### THE PROBLEM:
Go line by line through the entries and show those that hold the string "glyph".
EXTRACTED RECORDS below:
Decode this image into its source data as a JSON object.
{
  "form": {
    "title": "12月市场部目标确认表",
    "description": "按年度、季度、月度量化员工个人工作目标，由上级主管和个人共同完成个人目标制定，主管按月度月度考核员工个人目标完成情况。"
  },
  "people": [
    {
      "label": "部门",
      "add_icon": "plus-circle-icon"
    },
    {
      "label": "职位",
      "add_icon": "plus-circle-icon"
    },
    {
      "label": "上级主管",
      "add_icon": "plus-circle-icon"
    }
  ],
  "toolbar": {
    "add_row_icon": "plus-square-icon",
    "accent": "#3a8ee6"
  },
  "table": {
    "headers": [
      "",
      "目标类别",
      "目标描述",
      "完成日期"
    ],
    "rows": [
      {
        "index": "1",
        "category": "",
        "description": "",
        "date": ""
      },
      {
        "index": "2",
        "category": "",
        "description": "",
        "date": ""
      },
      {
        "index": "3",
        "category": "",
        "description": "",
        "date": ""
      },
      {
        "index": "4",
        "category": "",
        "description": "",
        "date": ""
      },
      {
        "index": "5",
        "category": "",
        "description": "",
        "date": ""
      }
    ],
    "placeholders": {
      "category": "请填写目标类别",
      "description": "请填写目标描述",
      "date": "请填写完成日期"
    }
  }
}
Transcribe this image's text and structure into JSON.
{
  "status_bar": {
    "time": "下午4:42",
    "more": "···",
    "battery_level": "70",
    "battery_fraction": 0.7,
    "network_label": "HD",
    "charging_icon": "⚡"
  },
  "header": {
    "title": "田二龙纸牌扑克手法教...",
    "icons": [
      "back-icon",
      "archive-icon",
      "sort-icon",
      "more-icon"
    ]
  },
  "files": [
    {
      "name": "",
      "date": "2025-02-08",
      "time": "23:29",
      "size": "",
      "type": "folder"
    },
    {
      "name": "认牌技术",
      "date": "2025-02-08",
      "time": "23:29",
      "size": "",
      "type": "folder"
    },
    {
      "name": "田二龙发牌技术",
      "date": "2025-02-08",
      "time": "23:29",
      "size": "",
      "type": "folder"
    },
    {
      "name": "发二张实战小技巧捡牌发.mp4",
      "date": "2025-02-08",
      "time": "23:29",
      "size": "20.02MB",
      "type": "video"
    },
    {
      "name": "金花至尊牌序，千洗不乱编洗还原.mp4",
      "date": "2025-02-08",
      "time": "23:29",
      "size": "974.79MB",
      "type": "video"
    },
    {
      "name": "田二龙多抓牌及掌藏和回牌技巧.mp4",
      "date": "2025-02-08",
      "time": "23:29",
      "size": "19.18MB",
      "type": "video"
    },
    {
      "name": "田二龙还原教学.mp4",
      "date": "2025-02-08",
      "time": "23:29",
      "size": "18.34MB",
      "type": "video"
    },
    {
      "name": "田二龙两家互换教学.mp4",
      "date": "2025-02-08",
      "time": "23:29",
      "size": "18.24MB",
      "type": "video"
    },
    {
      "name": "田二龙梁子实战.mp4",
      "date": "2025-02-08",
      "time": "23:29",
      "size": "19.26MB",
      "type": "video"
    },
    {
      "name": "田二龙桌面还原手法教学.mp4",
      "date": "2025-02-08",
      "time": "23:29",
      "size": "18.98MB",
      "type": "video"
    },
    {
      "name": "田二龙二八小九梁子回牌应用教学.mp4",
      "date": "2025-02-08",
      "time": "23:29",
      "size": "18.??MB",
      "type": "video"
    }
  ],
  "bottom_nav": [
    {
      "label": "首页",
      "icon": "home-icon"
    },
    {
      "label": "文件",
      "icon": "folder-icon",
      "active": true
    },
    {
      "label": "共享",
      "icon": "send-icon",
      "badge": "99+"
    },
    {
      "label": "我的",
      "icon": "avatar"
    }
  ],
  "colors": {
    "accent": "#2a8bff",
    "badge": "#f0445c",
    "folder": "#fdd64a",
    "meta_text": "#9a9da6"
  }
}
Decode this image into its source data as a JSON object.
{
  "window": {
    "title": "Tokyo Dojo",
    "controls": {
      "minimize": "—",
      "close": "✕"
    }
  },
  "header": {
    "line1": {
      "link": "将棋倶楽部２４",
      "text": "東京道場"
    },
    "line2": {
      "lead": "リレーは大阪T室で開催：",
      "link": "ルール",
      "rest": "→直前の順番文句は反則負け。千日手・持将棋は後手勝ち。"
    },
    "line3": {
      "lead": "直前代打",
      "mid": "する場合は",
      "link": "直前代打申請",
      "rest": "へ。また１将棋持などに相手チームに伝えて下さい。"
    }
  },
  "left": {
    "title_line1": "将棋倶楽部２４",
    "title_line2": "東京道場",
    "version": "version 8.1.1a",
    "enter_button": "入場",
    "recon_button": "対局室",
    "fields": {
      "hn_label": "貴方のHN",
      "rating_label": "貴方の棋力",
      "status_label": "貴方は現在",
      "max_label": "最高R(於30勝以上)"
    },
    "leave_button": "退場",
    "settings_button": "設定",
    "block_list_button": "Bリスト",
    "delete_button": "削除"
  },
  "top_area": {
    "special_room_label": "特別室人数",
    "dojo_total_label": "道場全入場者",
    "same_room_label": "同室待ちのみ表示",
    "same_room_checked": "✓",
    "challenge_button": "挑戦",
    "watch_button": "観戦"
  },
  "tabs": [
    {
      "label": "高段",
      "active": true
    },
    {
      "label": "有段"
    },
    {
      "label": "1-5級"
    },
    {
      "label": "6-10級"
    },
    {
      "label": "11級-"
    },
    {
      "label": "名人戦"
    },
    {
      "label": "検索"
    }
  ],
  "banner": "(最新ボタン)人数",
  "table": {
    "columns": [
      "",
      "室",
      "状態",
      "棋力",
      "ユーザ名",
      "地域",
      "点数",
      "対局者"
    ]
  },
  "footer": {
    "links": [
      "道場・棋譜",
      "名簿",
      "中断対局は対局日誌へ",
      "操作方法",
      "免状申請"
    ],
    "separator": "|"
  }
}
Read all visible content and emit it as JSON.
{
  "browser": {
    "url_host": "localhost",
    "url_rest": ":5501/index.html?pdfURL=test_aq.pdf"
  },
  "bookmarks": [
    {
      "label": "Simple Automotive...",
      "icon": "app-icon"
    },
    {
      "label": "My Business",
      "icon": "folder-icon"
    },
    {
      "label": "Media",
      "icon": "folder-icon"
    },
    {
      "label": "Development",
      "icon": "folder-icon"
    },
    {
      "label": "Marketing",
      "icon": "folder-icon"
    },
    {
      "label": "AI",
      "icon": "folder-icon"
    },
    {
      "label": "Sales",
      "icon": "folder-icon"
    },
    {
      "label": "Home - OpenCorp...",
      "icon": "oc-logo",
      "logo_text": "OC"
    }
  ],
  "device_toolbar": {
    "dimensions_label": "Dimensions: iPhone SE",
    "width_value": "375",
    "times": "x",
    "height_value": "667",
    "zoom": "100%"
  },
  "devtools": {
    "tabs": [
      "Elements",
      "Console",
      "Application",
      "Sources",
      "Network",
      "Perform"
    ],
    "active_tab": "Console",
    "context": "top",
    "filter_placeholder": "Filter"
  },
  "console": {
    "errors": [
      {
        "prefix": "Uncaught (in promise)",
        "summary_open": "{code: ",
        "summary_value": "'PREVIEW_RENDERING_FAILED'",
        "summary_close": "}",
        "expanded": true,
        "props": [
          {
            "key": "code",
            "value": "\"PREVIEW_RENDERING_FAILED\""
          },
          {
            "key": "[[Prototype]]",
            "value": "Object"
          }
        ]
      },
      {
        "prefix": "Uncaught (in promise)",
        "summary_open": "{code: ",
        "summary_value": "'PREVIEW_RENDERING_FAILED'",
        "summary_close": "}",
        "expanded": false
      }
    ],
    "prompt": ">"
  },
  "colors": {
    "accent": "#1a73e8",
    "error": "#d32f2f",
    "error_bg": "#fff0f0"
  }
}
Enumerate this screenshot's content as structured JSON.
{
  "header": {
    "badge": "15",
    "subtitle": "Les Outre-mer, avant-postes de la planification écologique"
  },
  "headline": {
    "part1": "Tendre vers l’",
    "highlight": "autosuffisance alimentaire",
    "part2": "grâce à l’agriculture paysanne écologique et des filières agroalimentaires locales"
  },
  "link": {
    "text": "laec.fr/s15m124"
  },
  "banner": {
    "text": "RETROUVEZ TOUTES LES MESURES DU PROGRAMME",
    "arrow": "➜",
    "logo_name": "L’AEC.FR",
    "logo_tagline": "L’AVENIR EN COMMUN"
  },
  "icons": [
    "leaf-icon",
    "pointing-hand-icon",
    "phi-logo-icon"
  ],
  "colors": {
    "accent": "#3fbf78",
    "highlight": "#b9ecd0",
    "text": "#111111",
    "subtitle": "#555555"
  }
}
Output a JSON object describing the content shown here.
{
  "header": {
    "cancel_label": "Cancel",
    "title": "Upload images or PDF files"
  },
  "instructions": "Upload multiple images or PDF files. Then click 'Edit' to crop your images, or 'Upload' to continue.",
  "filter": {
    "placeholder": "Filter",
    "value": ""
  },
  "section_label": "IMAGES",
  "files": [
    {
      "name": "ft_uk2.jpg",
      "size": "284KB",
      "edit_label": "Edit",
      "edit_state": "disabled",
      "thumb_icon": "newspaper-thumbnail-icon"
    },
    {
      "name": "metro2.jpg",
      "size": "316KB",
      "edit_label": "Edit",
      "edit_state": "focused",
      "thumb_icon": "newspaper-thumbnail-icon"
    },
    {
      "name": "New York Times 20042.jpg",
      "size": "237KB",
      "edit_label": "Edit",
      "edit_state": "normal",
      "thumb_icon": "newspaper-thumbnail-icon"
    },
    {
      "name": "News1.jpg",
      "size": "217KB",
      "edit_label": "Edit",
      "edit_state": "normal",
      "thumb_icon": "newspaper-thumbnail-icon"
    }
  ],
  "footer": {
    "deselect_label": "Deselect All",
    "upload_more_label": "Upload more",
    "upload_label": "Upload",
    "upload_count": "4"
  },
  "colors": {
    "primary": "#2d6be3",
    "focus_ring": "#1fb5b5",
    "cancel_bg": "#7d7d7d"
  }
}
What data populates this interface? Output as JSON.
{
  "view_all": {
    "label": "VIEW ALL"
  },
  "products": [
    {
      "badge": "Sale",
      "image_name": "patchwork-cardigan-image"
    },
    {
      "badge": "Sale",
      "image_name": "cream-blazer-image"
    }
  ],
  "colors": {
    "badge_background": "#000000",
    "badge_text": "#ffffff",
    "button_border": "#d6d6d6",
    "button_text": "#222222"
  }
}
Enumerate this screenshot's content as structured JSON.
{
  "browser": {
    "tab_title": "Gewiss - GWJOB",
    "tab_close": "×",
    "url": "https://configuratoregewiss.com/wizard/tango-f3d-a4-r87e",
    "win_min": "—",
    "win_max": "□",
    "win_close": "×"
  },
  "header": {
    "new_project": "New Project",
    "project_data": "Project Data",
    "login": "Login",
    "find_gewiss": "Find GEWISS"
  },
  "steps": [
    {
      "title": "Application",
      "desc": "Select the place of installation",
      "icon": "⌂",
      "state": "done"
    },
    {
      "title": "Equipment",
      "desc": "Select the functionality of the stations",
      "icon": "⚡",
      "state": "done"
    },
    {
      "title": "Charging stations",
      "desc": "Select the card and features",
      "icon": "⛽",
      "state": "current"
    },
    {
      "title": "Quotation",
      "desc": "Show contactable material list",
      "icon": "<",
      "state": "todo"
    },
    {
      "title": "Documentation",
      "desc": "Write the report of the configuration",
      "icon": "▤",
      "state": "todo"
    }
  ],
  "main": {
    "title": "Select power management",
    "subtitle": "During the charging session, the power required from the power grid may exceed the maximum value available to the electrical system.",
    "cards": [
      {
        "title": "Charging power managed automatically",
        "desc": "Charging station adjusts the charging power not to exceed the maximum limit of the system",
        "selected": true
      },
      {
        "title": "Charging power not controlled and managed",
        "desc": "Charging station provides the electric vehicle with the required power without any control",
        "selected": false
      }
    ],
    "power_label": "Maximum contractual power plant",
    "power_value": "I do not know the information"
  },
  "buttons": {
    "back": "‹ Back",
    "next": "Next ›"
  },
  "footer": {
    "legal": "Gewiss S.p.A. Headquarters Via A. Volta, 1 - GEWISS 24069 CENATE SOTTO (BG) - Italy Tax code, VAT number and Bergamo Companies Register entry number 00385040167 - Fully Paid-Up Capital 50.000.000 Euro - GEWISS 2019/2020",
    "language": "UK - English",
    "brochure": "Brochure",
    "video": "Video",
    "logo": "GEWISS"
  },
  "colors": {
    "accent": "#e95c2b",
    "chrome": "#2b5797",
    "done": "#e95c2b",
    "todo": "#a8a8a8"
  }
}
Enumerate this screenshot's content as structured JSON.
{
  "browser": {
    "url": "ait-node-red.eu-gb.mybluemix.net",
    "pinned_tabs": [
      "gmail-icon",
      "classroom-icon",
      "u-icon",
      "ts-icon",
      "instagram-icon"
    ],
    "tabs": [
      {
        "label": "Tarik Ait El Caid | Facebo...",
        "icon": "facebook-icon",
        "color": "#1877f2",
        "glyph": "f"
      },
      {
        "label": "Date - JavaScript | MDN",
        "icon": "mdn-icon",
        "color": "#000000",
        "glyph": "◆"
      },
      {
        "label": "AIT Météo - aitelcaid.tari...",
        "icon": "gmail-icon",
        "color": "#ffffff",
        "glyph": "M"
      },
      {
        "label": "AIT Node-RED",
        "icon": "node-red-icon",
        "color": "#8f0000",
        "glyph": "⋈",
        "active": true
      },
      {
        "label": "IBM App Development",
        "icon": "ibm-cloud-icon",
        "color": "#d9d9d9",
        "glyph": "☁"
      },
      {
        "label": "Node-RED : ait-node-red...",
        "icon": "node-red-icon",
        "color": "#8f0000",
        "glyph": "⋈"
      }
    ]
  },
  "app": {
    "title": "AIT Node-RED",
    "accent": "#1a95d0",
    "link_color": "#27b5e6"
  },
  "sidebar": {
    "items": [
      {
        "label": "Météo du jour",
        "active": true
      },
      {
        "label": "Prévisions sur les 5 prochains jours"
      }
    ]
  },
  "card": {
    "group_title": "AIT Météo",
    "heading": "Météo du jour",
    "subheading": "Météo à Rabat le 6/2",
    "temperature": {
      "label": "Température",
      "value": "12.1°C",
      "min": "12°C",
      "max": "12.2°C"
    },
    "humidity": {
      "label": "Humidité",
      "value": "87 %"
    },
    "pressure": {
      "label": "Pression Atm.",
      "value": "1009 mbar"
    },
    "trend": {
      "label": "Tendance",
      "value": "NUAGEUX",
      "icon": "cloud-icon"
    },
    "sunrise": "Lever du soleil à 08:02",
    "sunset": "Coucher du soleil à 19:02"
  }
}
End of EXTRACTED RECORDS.
### RESPONSE BOX:
        "glyph": "f"
        "glyph": "◆"
        "glyph": "M"
        "glyph": "⋈",
        "glyph": "☁"
        "glyph": "⋈"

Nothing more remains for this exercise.